TTh 10:50-1:00 – COMMUNICATIONS BUILDING 120
Department of Sociology
Office: Savery Hall 272
Office Hours: T, TH, 9:30-10:30
Calhoun, C., J. Gerteis, J. Moody, S. Pfaff, and I. Virk (eds). 2012. Classical Sociological Theory (3rd ed). Wiley-Blackwell Publishers. West Sussex, UK
Calhoun, C., J. Gerteis, J. Moody, S. Pfaff, and I. Virk (eds). 2012. Contemporary Sociological Theory (3rd ed). Wiley-Blackwell Publishers. West Sussex, UK
COURSE OUTLINE AND OBJECTIVES:

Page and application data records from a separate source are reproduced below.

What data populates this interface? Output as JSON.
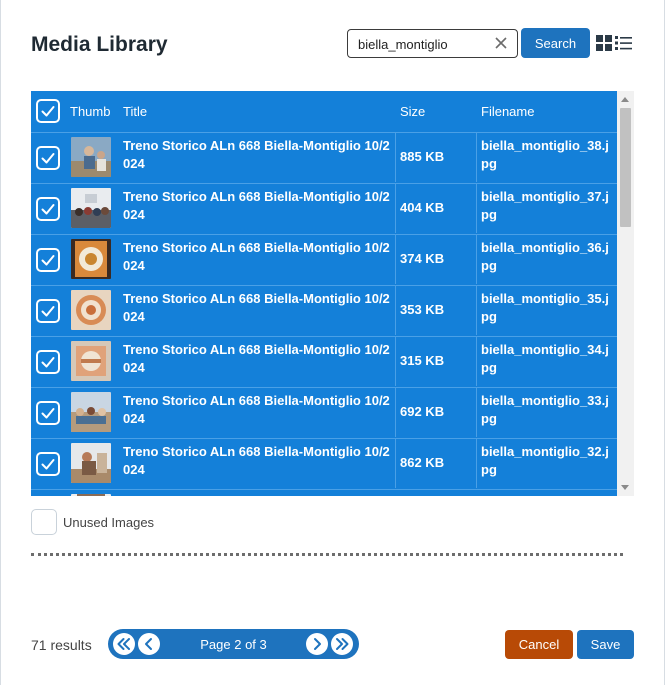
{
  "dialog": {
    "title": "Media Library"
  },
  "search": {
    "value": "biella_montiglio",
    "button_label": "Search"
  },
  "view_toggle": {
    "grid_icon": "grid-view-icon",
    "list_icon": "list-view-icon"
  },
  "table": {
    "columns": {
      "thumb": "Thumb",
      "title": "Title",
      "size": "Size",
      "filename": "Filename"
    },
    "select_all_checked": true,
    "rows": [
      {
        "checked": true,
        "title": "Treno Storico ALn 668 Biella-Montiglio 10/2024",
        "size": "885 KB",
        "filename": "biella_montiglio_38.jpg"
      },
      {
        "checked": true,
        "title": "Treno Storico ALn 668 Biella-Montiglio 10/2024",
        "size": "404 KB",
        "filename": "biella_montiglio_37.jpg"
      },
      {
        "checked": true,
        "title": "Treno Storico ALn 668 Biella-Montiglio 10/2024",
        "size": "374 KB",
        "filename": "biella_montiglio_36.jpg"
      },
      {
        "checked": true,
        "title": "Treno Storico ALn 668 Biella-Montiglio 10/2024",
        "size": "353 KB",
        "filename": "biella_montiglio_35.jpg"
      },
      {
        "checked": true,
        "title": "Treno Storico ALn 668 Biella-Montiglio 10/2024",
        "size": "315 KB",
        "filename": "biella_montiglio_34.jpg"
      },
      {
        "checked": true,
        "title": "Treno Storico ALn 668 Biella-Montiglio 10/2024",
        "size": "692 KB",
        "filename": "biella_montiglio_33.jpg"
      },
      {
        "checked": true,
        "title": "Treno Storico ALn 668 Biella-Montiglio 10/2024",
        "size": "862 KB",
        "filename": "biella_montiglio_32.jpg"
      }
    ]
  },
  "filters": {
    "unused_images_label": "Unused Images",
    "unused_images_checked": false
  },
  "footer": {
    "results": "71 results",
    "page_label": "Page 2 of 3",
    "cancel_label": "Cancel",
    "save_label": "Save"
  },
  "colors": {
    "primary": "#1e73be",
    "selected_row": "#1480d9",
    "cancel": "#b84a06"
  }
}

This course introduces you to the major theoretical approaches in sociology. We will explore the broad themes of solidarity & social order and social conflict & change through the lens of sociological theory. The course approach is grounded in the conception as theory as a tool for providing answers to questions about human behavior. We will draw much from the “classical” social theories that provide many of the thematic foundations of modern sociology but we will also examine contemporary theories. Learning sociological theory will shed light on many of the fundamental issues in the social sciences and enrich your understanding of contemporary society.
The course is based upon selections from original texts supplemented by lectures and discussion during class. Careful and complete reading of the assigned texts is crucial to your success in the course. Full participation in class discussion is an essential part of learning and applying theory. During lectures and in preparing work you are expected to observe the rules of conduct as outlined in the Student Code of Conduct. Electronic devices such as cell phones should be switched odd or silenced. Laptops are fine but please be respectful of me and your fellow students and restrict your use to note taking. Finally, if you have any questions about the material or the concepts discussed in class, please feel free to some see me during office hours.

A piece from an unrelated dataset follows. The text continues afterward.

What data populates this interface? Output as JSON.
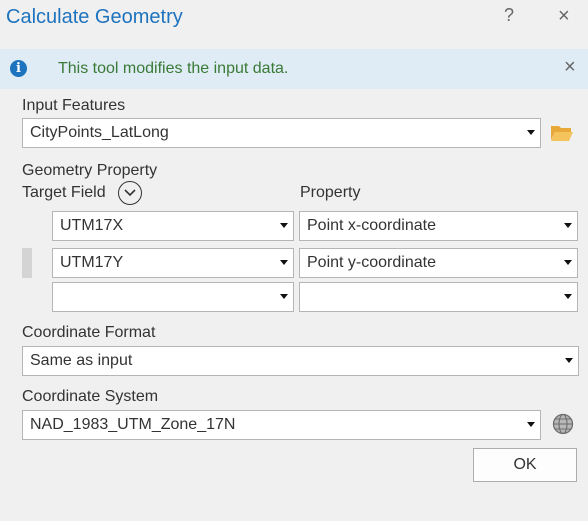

Through reading of course content, active participation in class discussions and critical analysis of texts are all crucial to developing you understanding of theory and its role within social science. The requirements of the course have been designed to allow me to assess your proficiency in these areas. Course requirements consist of three pepers, periodic brief homework assignments (credit / no credit) and class participation. Your final grade is a simple weighted average of these assignments, broken down as follows:
First Paper: 10%

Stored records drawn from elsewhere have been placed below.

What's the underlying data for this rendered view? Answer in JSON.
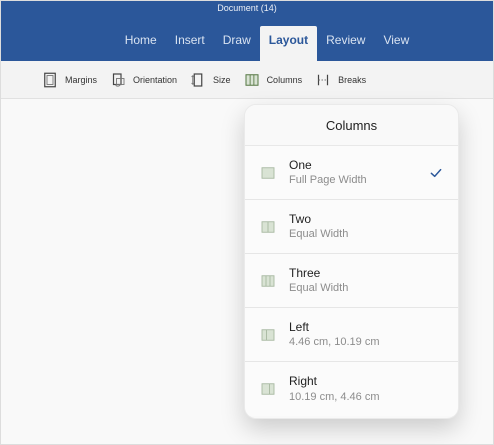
{
  "window": {
    "document_title": "Document (14)"
  },
  "tabs": [
    {
      "label": "Home",
      "active": false
    },
    {
      "label": "Insert",
      "active": false
    },
    {
      "label": "Draw",
      "active": false
    },
    {
      "label": "Layout",
      "active": true
    },
    {
      "label": "Review",
      "active": false
    },
    {
      "label": "View",
      "active": false
    }
  ],
  "toolbar": {
    "items": [
      {
        "label": "Margins",
        "icon": "margins-icon"
      },
      {
        "label": "Orientation",
        "icon": "orientation-icon"
      },
      {
        "label": "Size",
        "icon": "size-icon"
      },
      {
        "label": "Columns",
        "icon": "columns-icon"
      },
      {
        "label": "Breaks",
        "icon": "breaks-icon"
      }
    ]
  },
  "columns_popover": {
    "title": "Columns",
    "options": [
      {
        "title": "One",
        "subtitle": "Full Page Width",
        "selected": true
      },
      {
        "title": "Two",
        "subtitle": "Equal Width",
        "selected": false
      },
      {
        "title": "Three",
        "subtitle": "Equal Width",
        "selected": false
      },
      {
        "title": "Left",
        "subtitle": "4.46 cm, 10.19 cm",
        "selected": false
      },
      {
        "title": "Right",
        "subtitle": "10.19 cm, 4.46 cm",
        "selected": false
      }
    ]
  },
  "colors": {
    "ribbon_blue": "#2b579a",
    "checkmark_blue": "#2b579a"
  }
}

Third Paper: 30%
As you can see, the majority of you grade is comprised of three papers. You will be given a prompt with detailed instructions and expectations for each paper later on, but the general structure of the papers is as follows. Your first paper will be 4-5 pages and will require you to put forth and defend an argument for the requirements of good sociological theory and the role that theory plays within the development of sociological knowledge. Your second paper will be 7-9 pages and will require you to identify and explain a sociological phenomenon related to social order or solidarity, drawing upon course readings from the second section of the class as well as outside academic works. Your third and final paper follows the same format as the second, but will focus on explaining conflict and using readings from the third section of the course.
Throughout the quarter I will assign you brief homework assignments. Typically these will take the form of brief written summaries (1-2 pages) of one or more readings. These assignments are intended to be low stakes and to help you further your comprehension of class material. All homework assignments are graded credit / no credit. Usually assignments will be given in class and will be due on Catalyst before the next